Once every line holding "FAIL" in the listing below has been found, give their number and nothing more.
_____
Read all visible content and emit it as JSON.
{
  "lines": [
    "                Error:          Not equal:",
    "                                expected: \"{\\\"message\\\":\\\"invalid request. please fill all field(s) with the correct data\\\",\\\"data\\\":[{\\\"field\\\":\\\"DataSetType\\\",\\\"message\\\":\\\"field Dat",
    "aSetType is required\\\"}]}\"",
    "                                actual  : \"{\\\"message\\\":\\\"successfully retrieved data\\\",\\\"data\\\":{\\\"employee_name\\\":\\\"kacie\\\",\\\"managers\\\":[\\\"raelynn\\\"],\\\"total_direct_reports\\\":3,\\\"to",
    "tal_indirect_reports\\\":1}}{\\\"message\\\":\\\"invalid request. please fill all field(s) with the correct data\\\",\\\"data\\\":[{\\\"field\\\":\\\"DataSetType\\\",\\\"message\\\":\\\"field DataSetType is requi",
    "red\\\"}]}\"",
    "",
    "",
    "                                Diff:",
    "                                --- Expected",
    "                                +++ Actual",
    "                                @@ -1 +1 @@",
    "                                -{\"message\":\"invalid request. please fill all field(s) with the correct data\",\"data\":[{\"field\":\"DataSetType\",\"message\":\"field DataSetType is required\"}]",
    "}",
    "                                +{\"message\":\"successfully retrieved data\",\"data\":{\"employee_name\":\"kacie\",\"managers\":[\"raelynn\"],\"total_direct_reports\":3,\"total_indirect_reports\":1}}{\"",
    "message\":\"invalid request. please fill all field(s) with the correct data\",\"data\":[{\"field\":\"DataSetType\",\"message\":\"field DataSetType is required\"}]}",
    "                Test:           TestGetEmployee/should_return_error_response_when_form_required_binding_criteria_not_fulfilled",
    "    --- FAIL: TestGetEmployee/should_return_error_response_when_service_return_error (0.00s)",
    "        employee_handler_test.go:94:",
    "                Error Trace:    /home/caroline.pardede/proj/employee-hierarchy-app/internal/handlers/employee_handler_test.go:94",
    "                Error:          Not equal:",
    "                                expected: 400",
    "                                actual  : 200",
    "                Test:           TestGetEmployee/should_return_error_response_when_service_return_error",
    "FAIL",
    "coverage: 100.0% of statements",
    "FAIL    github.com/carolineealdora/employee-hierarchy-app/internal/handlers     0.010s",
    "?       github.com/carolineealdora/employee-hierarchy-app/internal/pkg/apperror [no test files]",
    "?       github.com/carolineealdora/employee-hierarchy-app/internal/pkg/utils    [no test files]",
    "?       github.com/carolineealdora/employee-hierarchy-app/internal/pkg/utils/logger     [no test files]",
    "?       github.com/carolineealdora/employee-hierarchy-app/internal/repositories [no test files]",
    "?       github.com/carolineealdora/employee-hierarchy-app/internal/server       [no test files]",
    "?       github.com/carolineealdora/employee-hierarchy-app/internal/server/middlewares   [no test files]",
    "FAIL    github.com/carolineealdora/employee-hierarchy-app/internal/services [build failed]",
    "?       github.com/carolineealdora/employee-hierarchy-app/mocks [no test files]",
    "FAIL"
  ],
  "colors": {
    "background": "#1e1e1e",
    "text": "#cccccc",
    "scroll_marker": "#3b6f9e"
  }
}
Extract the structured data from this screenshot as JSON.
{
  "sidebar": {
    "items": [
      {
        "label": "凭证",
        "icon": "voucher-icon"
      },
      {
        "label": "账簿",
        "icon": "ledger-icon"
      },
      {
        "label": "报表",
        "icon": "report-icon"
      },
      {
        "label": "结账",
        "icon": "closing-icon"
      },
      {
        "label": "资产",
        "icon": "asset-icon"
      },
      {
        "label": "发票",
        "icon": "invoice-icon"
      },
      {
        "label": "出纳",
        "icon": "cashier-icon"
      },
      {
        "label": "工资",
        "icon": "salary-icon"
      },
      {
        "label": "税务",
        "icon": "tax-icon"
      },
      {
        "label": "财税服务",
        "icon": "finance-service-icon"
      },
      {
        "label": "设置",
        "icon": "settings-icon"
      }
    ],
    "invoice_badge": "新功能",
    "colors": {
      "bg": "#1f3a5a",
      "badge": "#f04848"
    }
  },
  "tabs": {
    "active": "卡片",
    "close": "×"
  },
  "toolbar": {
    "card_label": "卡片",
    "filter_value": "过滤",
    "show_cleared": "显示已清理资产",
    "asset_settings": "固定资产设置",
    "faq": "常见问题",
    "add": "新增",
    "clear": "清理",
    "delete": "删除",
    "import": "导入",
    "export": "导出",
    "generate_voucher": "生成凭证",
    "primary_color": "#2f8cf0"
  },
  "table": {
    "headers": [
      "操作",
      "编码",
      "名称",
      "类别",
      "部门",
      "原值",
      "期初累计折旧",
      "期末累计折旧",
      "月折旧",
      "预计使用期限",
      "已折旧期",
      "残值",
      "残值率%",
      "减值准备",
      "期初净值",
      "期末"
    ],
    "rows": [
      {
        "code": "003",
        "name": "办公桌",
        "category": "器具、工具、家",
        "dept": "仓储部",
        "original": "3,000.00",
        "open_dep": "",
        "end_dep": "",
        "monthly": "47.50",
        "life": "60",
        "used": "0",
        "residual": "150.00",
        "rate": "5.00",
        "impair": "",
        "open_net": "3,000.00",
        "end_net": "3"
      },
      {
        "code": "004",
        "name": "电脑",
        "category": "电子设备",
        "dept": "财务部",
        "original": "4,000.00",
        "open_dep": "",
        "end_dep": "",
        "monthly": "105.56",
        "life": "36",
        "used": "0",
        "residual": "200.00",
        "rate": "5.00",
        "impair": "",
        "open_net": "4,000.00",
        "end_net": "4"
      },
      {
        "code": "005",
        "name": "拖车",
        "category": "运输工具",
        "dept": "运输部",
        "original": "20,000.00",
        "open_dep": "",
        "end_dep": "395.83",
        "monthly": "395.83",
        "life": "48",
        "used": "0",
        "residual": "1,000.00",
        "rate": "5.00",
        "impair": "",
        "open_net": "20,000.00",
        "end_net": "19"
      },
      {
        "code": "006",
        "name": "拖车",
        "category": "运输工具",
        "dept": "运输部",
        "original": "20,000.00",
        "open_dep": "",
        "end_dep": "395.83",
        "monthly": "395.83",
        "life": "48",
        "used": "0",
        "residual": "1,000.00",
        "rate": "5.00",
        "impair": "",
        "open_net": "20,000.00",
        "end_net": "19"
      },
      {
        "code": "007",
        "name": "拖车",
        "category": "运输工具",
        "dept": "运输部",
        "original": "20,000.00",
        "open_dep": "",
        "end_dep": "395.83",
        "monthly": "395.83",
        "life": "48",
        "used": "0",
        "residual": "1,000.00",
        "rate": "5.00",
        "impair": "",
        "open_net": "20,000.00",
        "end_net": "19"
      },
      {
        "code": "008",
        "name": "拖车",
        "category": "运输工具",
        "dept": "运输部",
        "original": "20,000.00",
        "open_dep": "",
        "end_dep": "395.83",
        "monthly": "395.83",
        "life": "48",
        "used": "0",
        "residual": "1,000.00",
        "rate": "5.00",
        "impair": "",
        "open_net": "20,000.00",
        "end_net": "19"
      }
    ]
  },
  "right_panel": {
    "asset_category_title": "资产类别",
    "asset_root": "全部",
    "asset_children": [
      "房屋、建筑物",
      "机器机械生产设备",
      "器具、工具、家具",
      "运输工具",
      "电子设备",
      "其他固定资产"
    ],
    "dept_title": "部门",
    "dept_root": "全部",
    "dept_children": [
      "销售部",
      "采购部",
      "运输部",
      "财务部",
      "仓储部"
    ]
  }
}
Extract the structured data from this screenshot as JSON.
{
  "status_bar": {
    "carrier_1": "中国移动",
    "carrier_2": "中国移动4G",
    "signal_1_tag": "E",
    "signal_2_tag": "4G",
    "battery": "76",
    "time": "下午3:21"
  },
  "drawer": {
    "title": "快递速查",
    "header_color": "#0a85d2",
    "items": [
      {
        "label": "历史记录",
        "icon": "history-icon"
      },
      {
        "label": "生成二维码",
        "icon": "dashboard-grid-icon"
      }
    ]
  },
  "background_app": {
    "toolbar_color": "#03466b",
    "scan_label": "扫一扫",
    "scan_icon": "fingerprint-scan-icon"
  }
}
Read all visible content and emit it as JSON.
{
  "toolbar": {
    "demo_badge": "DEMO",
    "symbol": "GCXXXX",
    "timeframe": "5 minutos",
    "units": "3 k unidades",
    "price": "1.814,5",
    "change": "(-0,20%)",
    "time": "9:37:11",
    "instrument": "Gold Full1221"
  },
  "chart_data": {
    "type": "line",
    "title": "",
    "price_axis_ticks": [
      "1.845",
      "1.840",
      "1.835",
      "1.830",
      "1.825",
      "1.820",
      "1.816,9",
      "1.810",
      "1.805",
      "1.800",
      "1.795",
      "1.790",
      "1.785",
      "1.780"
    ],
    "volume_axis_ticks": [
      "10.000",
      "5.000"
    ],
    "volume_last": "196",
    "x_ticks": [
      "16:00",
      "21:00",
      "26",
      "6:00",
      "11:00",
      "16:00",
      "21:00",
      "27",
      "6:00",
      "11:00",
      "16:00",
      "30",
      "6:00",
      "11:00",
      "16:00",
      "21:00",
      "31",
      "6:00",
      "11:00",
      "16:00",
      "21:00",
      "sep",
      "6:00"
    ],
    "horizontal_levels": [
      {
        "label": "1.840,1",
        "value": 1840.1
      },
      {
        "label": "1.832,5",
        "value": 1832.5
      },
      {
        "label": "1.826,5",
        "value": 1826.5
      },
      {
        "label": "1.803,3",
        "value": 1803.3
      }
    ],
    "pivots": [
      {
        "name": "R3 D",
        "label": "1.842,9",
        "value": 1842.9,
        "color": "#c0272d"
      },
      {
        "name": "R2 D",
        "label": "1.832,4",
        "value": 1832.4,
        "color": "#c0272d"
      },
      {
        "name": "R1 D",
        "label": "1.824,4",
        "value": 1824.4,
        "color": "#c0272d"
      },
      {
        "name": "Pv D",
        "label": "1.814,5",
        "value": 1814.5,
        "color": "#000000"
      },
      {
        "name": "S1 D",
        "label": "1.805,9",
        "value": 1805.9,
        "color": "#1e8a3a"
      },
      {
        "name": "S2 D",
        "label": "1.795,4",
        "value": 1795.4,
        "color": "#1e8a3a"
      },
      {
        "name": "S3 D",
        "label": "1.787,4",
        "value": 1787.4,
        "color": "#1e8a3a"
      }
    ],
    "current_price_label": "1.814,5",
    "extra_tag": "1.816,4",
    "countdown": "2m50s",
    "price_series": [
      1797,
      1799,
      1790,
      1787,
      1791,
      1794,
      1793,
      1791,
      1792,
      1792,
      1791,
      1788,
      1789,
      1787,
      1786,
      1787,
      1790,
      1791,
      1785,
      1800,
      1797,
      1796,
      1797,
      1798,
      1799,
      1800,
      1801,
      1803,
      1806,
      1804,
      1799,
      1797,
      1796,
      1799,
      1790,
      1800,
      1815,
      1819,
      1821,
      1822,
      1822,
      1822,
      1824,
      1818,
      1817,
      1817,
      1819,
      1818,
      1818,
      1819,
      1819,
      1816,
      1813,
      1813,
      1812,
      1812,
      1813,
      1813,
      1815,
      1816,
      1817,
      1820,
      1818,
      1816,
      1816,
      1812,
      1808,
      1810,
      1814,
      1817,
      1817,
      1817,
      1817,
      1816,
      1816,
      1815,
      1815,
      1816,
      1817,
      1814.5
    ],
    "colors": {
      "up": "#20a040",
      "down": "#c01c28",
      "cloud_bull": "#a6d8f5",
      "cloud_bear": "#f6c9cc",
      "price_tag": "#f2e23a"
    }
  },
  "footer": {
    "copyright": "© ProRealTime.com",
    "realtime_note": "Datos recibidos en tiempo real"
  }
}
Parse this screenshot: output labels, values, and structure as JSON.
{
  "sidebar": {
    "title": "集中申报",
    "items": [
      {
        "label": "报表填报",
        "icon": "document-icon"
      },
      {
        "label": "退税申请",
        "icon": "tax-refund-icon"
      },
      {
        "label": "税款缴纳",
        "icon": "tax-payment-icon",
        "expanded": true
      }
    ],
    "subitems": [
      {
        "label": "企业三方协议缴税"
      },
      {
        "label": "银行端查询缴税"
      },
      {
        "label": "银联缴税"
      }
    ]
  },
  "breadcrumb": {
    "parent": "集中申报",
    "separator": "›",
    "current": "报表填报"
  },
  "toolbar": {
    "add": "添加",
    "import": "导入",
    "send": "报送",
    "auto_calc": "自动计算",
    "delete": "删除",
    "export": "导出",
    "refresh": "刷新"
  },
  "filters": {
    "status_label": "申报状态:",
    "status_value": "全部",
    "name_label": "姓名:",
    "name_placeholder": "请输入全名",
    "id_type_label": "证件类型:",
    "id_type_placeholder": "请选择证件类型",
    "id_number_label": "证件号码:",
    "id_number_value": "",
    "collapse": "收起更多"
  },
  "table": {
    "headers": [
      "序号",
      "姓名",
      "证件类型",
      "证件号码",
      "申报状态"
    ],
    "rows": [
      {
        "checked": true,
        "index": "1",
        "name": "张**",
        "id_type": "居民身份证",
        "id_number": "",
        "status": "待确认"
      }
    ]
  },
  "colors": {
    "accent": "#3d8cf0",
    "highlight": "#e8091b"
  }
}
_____
_Task solution_. 5